Exercise ::
Verbatim output required. Print the data in full.

(Dataset items)
◇ ◇ ◇ ◇ ◇
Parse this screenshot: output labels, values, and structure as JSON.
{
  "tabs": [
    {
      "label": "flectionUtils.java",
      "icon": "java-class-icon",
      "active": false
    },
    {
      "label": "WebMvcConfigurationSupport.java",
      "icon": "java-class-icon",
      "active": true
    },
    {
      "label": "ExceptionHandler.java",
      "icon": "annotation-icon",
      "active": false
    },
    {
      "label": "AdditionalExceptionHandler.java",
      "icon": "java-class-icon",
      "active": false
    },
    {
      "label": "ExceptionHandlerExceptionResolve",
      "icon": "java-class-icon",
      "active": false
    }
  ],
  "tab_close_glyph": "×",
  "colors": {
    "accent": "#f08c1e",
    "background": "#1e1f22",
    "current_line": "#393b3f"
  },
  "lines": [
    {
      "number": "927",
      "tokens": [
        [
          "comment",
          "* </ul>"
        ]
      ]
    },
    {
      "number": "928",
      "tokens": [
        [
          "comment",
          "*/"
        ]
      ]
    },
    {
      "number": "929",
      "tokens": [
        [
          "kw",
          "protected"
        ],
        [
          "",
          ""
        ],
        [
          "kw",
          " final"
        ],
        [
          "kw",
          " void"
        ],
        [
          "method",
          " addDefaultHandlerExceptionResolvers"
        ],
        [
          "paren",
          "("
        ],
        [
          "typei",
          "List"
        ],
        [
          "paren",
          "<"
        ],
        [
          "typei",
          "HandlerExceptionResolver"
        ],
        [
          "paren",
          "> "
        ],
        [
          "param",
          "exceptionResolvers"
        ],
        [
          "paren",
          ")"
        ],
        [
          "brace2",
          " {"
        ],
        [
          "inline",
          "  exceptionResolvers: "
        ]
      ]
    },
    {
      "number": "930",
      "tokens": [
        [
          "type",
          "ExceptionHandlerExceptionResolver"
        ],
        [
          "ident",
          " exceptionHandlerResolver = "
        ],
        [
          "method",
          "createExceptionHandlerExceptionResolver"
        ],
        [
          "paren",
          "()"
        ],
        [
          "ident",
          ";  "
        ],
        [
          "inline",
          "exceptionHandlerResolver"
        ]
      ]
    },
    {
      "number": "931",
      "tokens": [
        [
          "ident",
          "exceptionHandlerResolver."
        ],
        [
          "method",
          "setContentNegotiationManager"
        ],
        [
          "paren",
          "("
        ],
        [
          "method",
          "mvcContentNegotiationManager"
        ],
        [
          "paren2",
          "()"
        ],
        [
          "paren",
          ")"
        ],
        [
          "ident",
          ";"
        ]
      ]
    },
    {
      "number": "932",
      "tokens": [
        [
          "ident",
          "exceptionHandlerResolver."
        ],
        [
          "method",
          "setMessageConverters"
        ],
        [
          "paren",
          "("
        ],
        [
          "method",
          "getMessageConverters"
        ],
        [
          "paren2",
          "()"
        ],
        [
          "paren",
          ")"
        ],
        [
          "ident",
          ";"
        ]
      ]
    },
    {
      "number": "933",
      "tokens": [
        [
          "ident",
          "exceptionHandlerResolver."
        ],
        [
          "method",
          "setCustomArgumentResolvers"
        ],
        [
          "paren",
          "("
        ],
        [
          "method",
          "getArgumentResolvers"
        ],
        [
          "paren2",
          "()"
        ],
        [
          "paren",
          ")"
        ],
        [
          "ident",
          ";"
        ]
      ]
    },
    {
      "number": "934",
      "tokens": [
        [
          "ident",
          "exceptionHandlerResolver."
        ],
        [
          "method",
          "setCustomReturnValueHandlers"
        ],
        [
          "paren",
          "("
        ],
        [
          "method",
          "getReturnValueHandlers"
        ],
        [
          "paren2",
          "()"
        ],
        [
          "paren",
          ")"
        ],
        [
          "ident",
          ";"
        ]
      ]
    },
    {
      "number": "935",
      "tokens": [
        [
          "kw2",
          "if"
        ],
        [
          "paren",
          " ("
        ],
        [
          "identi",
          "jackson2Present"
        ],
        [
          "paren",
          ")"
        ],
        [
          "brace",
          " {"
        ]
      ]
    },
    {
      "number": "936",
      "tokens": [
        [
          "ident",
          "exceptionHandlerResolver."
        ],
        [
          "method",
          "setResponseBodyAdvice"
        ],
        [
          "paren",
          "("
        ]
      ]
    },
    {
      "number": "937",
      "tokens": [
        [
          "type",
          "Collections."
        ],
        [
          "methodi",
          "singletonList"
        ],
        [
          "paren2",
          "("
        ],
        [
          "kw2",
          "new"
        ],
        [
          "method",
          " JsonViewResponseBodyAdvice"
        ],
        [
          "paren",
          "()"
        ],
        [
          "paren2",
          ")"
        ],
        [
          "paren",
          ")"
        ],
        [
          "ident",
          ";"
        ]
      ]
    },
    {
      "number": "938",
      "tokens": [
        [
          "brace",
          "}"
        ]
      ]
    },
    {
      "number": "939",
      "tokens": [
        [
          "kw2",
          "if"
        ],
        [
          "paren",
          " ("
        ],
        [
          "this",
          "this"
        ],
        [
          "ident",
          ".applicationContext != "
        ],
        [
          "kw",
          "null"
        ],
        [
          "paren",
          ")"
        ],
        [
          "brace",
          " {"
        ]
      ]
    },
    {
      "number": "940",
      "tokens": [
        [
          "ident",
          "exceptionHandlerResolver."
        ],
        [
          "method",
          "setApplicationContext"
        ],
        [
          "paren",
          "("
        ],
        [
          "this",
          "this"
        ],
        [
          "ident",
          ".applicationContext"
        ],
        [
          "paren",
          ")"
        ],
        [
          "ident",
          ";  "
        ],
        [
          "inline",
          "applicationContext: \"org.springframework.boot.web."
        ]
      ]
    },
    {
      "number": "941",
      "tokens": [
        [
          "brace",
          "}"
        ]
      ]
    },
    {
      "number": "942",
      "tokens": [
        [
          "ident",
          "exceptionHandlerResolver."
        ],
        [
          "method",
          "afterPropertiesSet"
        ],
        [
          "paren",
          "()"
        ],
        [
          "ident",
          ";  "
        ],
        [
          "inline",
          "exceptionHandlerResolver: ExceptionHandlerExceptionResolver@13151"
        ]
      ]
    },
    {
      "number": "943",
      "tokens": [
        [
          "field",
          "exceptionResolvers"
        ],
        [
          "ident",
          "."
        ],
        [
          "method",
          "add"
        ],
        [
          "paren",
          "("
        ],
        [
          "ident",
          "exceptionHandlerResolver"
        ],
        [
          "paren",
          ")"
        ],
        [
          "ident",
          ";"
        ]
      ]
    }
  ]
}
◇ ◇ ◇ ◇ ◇
Reply ::
Parse this screenshot: output labels, values, and structure as JSON.
{
  "tabs": [
    {
      "label": "flectionUtils.java",
      "icon": "java-class-icon",
      "active": false
    },
    {
      "label": "WebMvcConfigurationSupport.java",
      "icon": "java-class-icon",
      "active": true
    },
    {
      "label": "ExceptionHandler.java",
      "icon": "annotation-icon",
      "active": false
    },
    {
      "label": "AdditionalExceptionHandler.java",
      "icon": "java-class-icon",
      "active": false
    },
    {
      "label": "ExceptionHandlerExceptionResolve",
      "icon": "java-class-icon",
      "active": false
    }
  ],
  "tab_close_glyph": "×",
  "colors": {
    "accent": "#f08c1e",
    "background": "#1e1f22",
    "current_line": "#393b3f"
  },
  "lines": [
    {
      "number": "927",
      "tokens": [
        [
          "comment",
          "* </ul>"
        ]
      ]
    },
    {
      "number": "928",
      "tokens": [
        [
          "comment",
          "*/"
        ]
      ]
    },
    {
      "number": "929",
      "tokens": [
        [
          "kw",
          "protected"
        ],
        [
          "",
          ""
        ],
        [
          "kw",
          " final"
        ],
        [
          "kw",
          " void"
        ],
        [
          "method",
          " addDefaultHandlerExceptionResolvers"
        ],
        [
          "paren",
          "("
        ],
        [
          "typei",
          "List"
        ],
        [
          "paren",
          "<"
        ],
        [
          "typei",
          "HandlerExceptionResolver"
        ],
        [
          "paren",
          "> "
        ],
        [
          "param",
          "exceptionResolvers"
        ],
        [
          "paren",
          ")"
        ],
        [
          "brace2",
          " {"
        ],
        [
          "inline",
          "  exceptionResolvers: "
        ]
      ]
    },
    {
      "number": "930",
      "tokens": [
        [
          "type",
          "ExceptionHandlerExceptionResolver"
        ],
        [
          "ident",
          " exceptionHandlerResolver = "
        ],
        [
          "method",
          "createExceptionHandlerExceptionResolver"
        ],
        [
          "paren",
          "()"
        ],
        [
          "ident",
          ";  "
        ],
        [
          "inline",
          "exceptionHandlerResolver"
        ]
      ]
    },
    {
      "number": "931",
      "tokens": [
        [
          "ident",
          "exceptionHandlerResolver."
        ],
        [
          "method",
          "setContentNegotiationManager"
        ],
        [
          "paren",
          "("
        ],
        [
          "method",
          "mvcContentNegotiationManager"
        ],
        [
          "paren2",
          "()"
        ],
        [
          "paren",
          ")"
        ],
        [
          "ident",
          ";"
        ]
      ]
    },
    {
      "number": "932",
      "tokens": [
        [
          "ident",
          "exceptionHandlerResolver."
        ],
        [
          "method",
          "setMessageConverters"
        ],
        [
          "paren",
          "("
        ],
        [
          "method",
          "getMessageConverters"
        ],
        [
          "paren2",
          "()"
        ],
        [
          "paren",
          ")"
        ],
        [
          "ident",
          ";"
        ]
      ]
    },
    {
      "number": "933",
      "tokens": [
        [
          "ident",
          "exceptionHandlerResolver."
        ],
        [
          "method",
          "setCustomArgumentResolvers"
        ],
        [
          "paren",
          "("
        ],
        [
          "method",
          "getArgumentResolvers"
        ],
        [
          "paren2",
          "()"
        ],
        [
          "paren",
          ")"
        ],
        [
          "ident",
          ";"
        ]
      ]
    },
    {
      "number": "934",
      "tokens": [
        [
          "ident",
          "exceptionHandlerResolver."
        ],
        [
          "method",
          "setCustomReturnValueHandlers"
        ],
        [
          "paren",
          "("
        ],
        [
          "method",
          "getReturnValueHandlers"
        ],
        [
          "paren2",
          "()"
        ],
        [
          "paren",
          ")"
        ],
        [
          "ident",
          ";"
        ]
      ]
    },
    {
      "number": "935",
      "tokens": [
        [
          "kw2",
          "if"
        ],
        [
          "paren",
          " ("
        ],
        [
          "identi",
          "jackson2Present"
        ],
        [
          "paren",
          ")"
        ],
        [
          "brace",
          " {"
        ]
      ]
    },
    {
      "number": "936",
      "tokens": [
        [
          "ident",
          "exceptionHandlerResolver."
        ],
        [
          "method",
          "setResponseBodyAdvice"
        ],
        [
          "paren",
          "("
        ]
      ]
    },
    {
      "number": "937",
      "tokens": [
        [
          "type",
          "Collections."
        ],
        [
          "methodi",
          "singletonList"
        ],
        [
          "paren2",
          "("
        ],
        [
          "kw2",
          "new"
        ],
        [
          "method",
          " JsonViewResponseBodyAdvice"
        ],
        [
          "paren",
          "()"
        ],
        [
          "paren2",
          ")"
        ],
        [
          "paren",
          ")"
        ],
        [
          "ident",
          ";"
        ]
      ]
    },
    {
      "number": "938",
      "tokens": [
        [
          "brace",
          "}"
        ]
      ]
    },
    {
      "number": "939",
      "tokens": [
        [
          "kw2",
          "if"
        ],
        [
          "paren",
          " ("
        ],
        [
          "this",
          "this"
        ],
        [
          "ident",
          ".applicationContext != "
        ],
        [
          "kw",
          "null"
        ],
        [
          "paren",
          ")"
        ],
        [
          "brace",
          " {"
        ]
      ]
    },
    {
      "number": "940",
      "tokens": [
        [
          "ident",
          "exceptionHandlerResolver."
        ],
        [
          "method",
          "setApplicationContext"
        ],
        [
          "paren",
          "("
        ],
        [
          "this",
          "this"
        ],
        [
          "ident",
          ".applicationContext"
        ],
        [
          "paren",
          ")"
        ],
        [
          "ident",
          ";  "
        ],
        [
          "inline",
          "applicationContext: \"org.springframework.boot.web."
        ]
      ]
    },
    {
      "number": "941",
      "tokens": [
        [
          "brace",
          "}"
        ]
      ]
    },
    {
      "number": "942",
      "tokens": [
        [
          "ident",
          "exceptionHandlerResolver."
        ],
        [
          "method",
          "afterPropertiesSet"
        ],
        [
          "paren",
          "()"
        ],
        [
          "ident",
          ";  "
        ],
        [
          "inline",
          "exceptionHandlerResolver: ExceptionHandlerExceptionResolver@13151"
        ]
      ]
    },
    {
      "number": "943",
      "tokens": [
        [
          "field",
          "exceptionResolvers"
        ],
        [
          "ident",
          "."
        ],
        [
          "method",
          "add"
        ],
        [
          "paren",
          "("
        ],
        [
          "ident",
          "exceptionHandlerResolver"
        ],
        [
          "paren",
          ")"
        ],
        [
          "ident",
          ";"
        ]
      ]
    }
  ]
}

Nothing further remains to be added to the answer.